Record excerpts.
>>>>

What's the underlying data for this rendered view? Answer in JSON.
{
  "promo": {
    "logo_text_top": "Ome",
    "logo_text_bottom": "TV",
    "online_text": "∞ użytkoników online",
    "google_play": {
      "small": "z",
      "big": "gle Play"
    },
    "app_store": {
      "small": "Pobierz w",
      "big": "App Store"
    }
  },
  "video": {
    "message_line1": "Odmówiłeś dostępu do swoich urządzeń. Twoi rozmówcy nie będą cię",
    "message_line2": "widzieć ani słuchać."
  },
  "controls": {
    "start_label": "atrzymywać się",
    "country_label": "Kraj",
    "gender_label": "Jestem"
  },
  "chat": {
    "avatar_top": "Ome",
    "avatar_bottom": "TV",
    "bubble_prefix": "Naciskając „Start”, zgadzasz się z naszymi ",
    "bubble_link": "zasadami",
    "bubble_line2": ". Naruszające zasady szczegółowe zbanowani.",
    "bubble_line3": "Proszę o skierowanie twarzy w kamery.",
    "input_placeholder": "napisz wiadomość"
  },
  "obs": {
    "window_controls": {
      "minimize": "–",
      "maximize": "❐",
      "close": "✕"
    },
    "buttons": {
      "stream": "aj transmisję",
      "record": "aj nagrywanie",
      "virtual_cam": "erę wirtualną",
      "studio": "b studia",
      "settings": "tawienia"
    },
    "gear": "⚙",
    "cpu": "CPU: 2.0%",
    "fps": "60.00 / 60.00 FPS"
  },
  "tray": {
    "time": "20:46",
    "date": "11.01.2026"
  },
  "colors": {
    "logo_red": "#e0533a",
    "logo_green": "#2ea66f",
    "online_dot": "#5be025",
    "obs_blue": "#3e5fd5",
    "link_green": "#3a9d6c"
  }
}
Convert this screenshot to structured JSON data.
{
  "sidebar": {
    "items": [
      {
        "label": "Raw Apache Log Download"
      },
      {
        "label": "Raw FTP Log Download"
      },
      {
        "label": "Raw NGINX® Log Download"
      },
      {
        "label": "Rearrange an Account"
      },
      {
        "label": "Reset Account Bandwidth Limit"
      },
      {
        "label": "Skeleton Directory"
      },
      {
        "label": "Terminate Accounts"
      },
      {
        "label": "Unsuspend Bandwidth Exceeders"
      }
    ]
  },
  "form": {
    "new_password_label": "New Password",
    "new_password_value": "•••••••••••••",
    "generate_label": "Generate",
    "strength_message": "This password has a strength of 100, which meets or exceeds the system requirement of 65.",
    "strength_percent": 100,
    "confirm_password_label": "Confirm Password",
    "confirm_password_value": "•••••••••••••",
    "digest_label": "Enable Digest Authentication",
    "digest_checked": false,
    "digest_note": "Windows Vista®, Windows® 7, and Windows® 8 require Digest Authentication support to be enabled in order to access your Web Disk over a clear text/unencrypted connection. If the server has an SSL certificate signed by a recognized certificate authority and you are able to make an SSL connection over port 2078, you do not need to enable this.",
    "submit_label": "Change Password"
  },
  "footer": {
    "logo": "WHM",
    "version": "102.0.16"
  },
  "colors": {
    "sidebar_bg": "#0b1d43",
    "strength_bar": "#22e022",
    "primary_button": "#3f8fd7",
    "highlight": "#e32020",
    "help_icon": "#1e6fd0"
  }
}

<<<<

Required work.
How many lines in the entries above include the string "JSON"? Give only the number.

Answer to this exercise.
2